The Tajik government wants to help Tajikistan’s population navigate the complex world of fashion by establishing a commission to promote clothing it deems appropriate. In particular, the commission will look to work against “alien” influences that are corrupting Tajiks’ sense of style.
If you’ve ever found it hard to reconcile contemporary fashion, practicalities and tradition, Tajik Culture Minister Shamsuddin Omurbekzoda gets it: the new commission will help design clothes for both men and women “taking into consideration Tajik traditions” and “modern” life, he says. This measure will help people to “avoid wearing foreign clothes”.

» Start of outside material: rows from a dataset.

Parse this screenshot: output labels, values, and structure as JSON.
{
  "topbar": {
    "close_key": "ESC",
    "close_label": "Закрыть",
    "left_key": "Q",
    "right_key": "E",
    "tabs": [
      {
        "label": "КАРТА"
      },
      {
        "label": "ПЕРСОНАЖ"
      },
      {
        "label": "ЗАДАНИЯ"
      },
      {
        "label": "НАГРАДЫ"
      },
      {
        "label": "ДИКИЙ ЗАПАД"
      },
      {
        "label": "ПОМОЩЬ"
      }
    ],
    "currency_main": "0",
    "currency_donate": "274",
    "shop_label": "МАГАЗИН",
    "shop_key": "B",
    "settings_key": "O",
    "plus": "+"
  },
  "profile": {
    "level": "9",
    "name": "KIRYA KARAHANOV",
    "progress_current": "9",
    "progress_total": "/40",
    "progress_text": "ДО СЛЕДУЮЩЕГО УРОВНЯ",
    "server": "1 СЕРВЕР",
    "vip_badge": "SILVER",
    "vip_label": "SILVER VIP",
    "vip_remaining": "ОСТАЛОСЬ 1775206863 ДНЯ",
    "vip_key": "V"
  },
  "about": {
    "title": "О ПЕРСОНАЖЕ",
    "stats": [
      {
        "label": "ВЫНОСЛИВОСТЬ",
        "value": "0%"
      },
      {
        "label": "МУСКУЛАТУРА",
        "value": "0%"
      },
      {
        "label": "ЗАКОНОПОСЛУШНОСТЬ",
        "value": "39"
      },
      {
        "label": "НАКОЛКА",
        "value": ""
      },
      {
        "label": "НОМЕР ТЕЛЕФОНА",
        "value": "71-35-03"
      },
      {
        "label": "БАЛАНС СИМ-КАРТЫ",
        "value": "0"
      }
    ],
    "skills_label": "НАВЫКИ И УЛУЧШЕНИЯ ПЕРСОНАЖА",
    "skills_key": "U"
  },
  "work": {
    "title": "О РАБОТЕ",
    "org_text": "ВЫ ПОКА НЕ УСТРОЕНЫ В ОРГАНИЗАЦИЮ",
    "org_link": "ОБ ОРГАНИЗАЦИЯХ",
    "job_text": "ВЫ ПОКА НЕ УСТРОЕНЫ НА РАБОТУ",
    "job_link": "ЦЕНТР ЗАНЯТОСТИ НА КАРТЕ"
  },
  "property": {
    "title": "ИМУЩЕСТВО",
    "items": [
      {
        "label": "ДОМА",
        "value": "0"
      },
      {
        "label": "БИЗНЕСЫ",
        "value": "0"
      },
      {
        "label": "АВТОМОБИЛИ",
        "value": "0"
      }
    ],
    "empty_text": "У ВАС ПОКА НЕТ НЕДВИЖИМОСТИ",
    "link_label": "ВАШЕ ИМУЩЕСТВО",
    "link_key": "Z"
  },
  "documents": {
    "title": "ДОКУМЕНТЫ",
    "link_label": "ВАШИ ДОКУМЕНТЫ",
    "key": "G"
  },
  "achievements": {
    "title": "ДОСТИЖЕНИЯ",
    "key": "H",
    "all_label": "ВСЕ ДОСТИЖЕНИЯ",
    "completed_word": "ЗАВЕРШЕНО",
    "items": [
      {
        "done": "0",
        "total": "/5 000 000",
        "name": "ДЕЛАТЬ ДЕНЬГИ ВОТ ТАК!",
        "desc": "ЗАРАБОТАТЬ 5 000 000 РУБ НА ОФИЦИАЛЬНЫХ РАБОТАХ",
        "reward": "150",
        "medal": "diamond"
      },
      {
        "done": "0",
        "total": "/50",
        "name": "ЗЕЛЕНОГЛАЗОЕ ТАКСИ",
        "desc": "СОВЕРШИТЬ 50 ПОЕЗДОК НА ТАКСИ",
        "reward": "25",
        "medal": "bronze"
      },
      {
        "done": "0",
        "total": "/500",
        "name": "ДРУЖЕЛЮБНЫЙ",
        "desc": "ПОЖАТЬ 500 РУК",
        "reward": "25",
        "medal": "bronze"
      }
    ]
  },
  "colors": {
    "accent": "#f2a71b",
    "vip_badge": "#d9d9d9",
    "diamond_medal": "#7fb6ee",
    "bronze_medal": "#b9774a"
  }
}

Just what are these foreign clothes? You might imagine mini-skirts and crop-tops, but Mr Omurbekzoda seems to be taking particular aim at Islamic dress, dubbing women in black religious dress as “imitating alien fashion”.
Men don’t escape the style advice, with Mr Omurbekzoda urging Tajik men to don “European clothes”, noting that he can’t imagine “us wearing Arab clothes”.
The formation of a clothing commission is indicative of a larger crackdown on religious activity in Tajikistan, particularly Islam, in the face of the population’s increasing religiosity since the collapse of the Soviet Union. In the name of combatting extremism, the government has prohibited the hijab in government offices and schools, while boys under 18 have been banned from praying in mosques.
What exactly does “traditional” clothing mean, if not referencing Islamic culture? Only time will tell how the Tajik government will seamlessly synthesise Tajik “traditions” and modern life.